- _Description of the task_
Among the records below, find the lines that contain "image" and copy each of them.

-------- Data for the task

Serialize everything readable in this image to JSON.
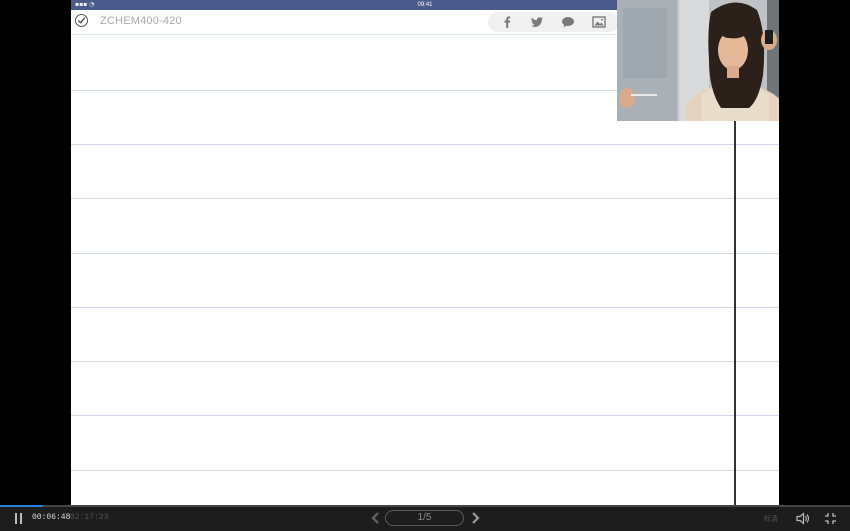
{
  "tablet": {
    "status_time": "09:41",
    "doc_title": "ZCHEM400-420",
    "share_icons": [
      "facebook-icon",
      "twitter-icon",
      "comment-icon",
      "image-icon"
    ]
  },
  "player": {
    "current_time": "00:06:48",
    "total_time": "02:17:23",
    "progress": 0.05,
    "page_indicator": "1/5",
    "right_text": "标清"
  },
  "colors": {
    "tablet_status_bar": "#4a5a8a",
    "rule_line": "#cfd8ea",
    "progress_accent": "#2a7fd6"
  }
}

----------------

- _Your solution_
Serialize everything readable in this image to JSON.
      "image-icon"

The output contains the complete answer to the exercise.